Gogol Bordello to Rock Moscow
- By Miriam Elder
- Jul. 20 2010 00:00
There are two words that have come to embody the mad, vodka-soaked, apocalyptic passions that rise up every so often in the heart of every Russophile: Gogol Bordello.
The gypsy-punk freak show has the power to make the tamest wallflower dance like a madman, the strictest teetotaler douse himself in liquor, the sweetest orator shout obscenities from the rooftops.
The nine-person band plays the Zelyony Theater, Gorky Park’s outdoor venue, on Thursday, in what is sure to be the concert event of the summer.
Gogol Bordello built a reputation as one of New York’s wildest acts earlier this decade, tirelessly playing its way to a massive cult following (namely through shows at New York’s delicately named Pizdetz art space and Mehanata, a Bulgarian bar that was the height of sweaty dance fury in its heyday). The band’s recognition in Russia has been slower to come, despite the group’s ex-Soviet roots.
The band released its first album — “Voi-La Intruder,” which featured “Start Wearing Purple,” one of the group’s catchiest and best-known songs — in 1999, but only played its first show in Moscow in January 2007. The group managed to get an earlier gig in Kiev, which a Ukrainian newspaper welcomed with the headline: “Ukrainian Nightmare Accomplishes American Dream.”
That’s because the band is fronted by the furiously charismatic Eugene Hutz — who might very well be the sole man to blame for the rise of the ironic mustache fad. Hutz, 37, left his native Ukraine as the Soviet Union began to crumble and by 1991 was living in the United States. As for many Soviet immigrants, the motherland was out of sight, but not out of mind, and Hutz soon began channeling the 18 years he spent soaking up the absurdities of Gogol’s writing, the music of his homeland and his mother’s half-Roma ancestry into the band that would become Gogol Bordello.

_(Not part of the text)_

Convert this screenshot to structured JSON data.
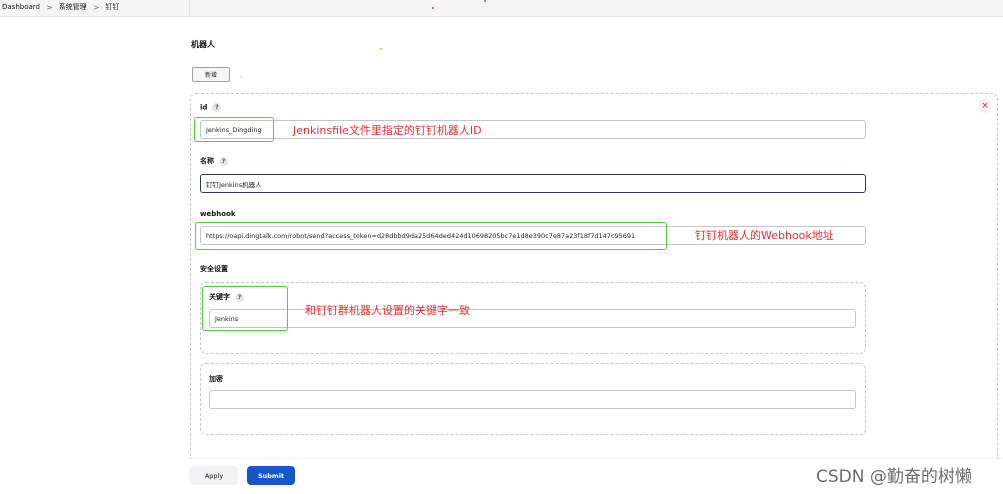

On Thursday, the group will be promoting its latest album, “Trans-Continental Hustle,” which was released in April and produced by music industry legend Rick Rubin. It’s the band’s fifth studio album, but its first for a major label since signing with American Records, a Sony affiliate. It’s also its first since Hutz moved from New York to Brazil, extending the reach of the band’s global caravan. Gogol Bordello’s lineup changes often and now includes a Russian accordion player, an Ecuadorian percussionist and an Ethiopian bassist, among others. It’s an internationalism that’s part of their founding aesthetic. As Hutz told music web site Spinner earlier this month: “The band basically became a gang of people who also feel at home when traveling. It’s one of those big things that keeps us together: love for music and love for traveling.”